Extracted data:
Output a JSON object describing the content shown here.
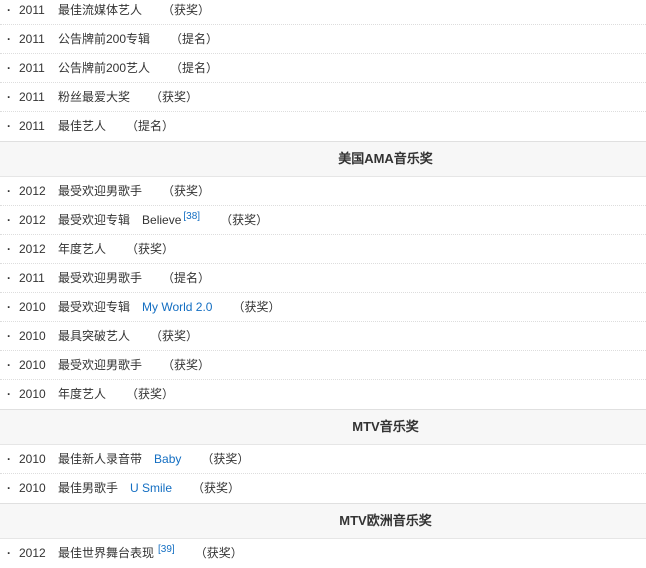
{
  "groups": [
    {
      "title": null,
      "items": [
        {
          "year": "2011",
          "award": "最佳流媒体艺人",
          "work": "",
          "ref": "",
          "status": "（获奖）"
        },
        {
          "year": "2011",
          "award": "公告牌前200专辑",
          "work": "",
          "ref": "",
          "status": "（提名）"
        },
        {
          "year": "2011",
          "award": "公告牌前200艺人",
          "work": "",
          "ref": "",
          "status": "（提名）"
        },
        {
          "year": "2011",
          "award": "粉丝最爱大奖",
          "work": "",
          "ref": "",
          "status": "（获奖）"
        },
        {
          "year": "2011",
          "award": "最佳艺人",
          "work": "",
          "ref": "",
          "status": "（提名）"
        }
      ]
    },
    {
      "title": "美国AMA音乐奖",
      "items": [
        {
          "year": "2012",
          "award": "最受欢迎男歌手",
          "work": "",
          "ref": "",
          "status": "（获奖）"
        },
        {
          "year": "2012",
          "award": "最受欢迎专辑",
          "work": "Believe",
          "work_link": false,
          "ref": "[38]",
          "status": "（获奖）"
        },
        {
          "year": "2012",
          "award": "年度艺人",
          "work": "",
          "ref": "",
          "status": "（获奖）"
        },
        {
          "year": "2011",
          "award": "最受欢迎男歌手",
          "work": "",
          "ref": "",
          "status": "（提名）"
        },
        {
          "year": "2010",
          "award": "最受欢迎专辑",
          "work": "My World 2.0",
          "work_link": true,
          "ref": "",
          "status": "（获奖）"
        },
        {
          "year": "2010",
          "award": "最具突破艺人",
          "work": "",
          "ref": "",
          "status": "（获奖）"
        },
        {
          "year": "2010",
          "award": "最受欢迎男歌手",
          "work": "",
          "ref": "",
          "status": "（获奖）"
        },
        {
          "year": "2010",
          "award": "年度艺人",
          "work": "",
          "ref": "",
          "status": "（获奖）"
        }
      ]
    },
    {
      "title": "MTV音乐奖",
      "items": [
        {
          "year": "2010",
          "award": "最佳新人录音带",
          "work": "Baby",
          "work_link": true,
          "ref": "",
          "status": "（获奖）"
        },
        {
          "year": "2010",
          "award": "最佳男歌手",
          "work": "U Smile",
          "work_link": true,
          "ref": "",
          "status": "（获奖）"
        }
      ]
    },
    {
      "title": "MTV欧洲音乐奖",
      "items": [
        {
          "year": "2012",
          "award": "最佳世界舞台表现",
          "work": "",
          "ref": "[39]",
          "status": "（获奖）"
        }
      ]
    }
  ],
  "bullet": "·",
  "colors": {
    "link": "#136ec2",
    "text": "#333333",
    "header_bg": "#f7f7f7"
  }
}
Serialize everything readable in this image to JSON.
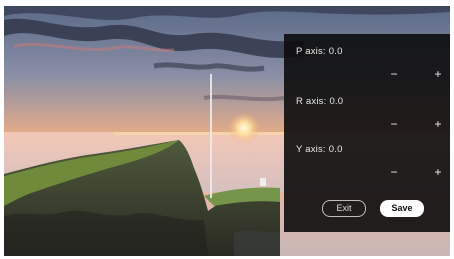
{
  "axes": [
    {
      "label": "P axis:",
      "value": "0.0",
      "decrease": "−",
      "increase": "+"
    },
    {
      "label": "R axis:",
      "value": "0.0",
      "decrease": "−",
      "increase": "+"
    },
    {
      "label": "Y axis:",
      "value": "0.0",
      "decrease": "−",
      "increase": "+"
    }
  ],
  "buttons": {
    "exit": "Exit",
    "save": "Save"
  },
  "colors": {
    "panel": "#0c0c0c",
    "save_bg": "#ffffff",
    "text": "#e9e9e9"
  }
}
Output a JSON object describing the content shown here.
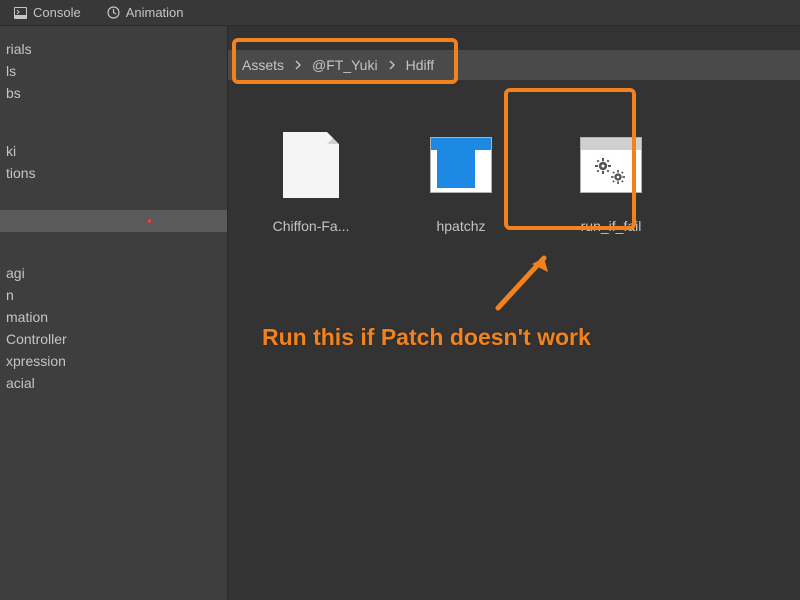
{
  "tabs": {
    "console": "Console",
    "animation": "Animation"
  },
  "sidebar": {
    "items": [
      "rials",
      "ls",
      "bs"
    ],
    "items2": [
      "ki",
      "tions"
    ],
    "items3": [
      "agi",
      "n",
      "mation",
      "Controller",
      "xpression",
      "acial"
    ]
  },
  "breadcrumb": {
    "root": "Assets",
    "mid": "@FT_Yuki",
    "leaf": "Hdiff"
  },
  "assets": {
    "a0": "Chiffon-Fa...",
    "a1": "hpatchz",
    "a2": "run_if_fail"
  },
  "annotation": {
    "text": "Run this if Patch doesn't work"
  }
}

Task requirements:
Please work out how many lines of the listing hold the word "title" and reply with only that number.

Answer:
4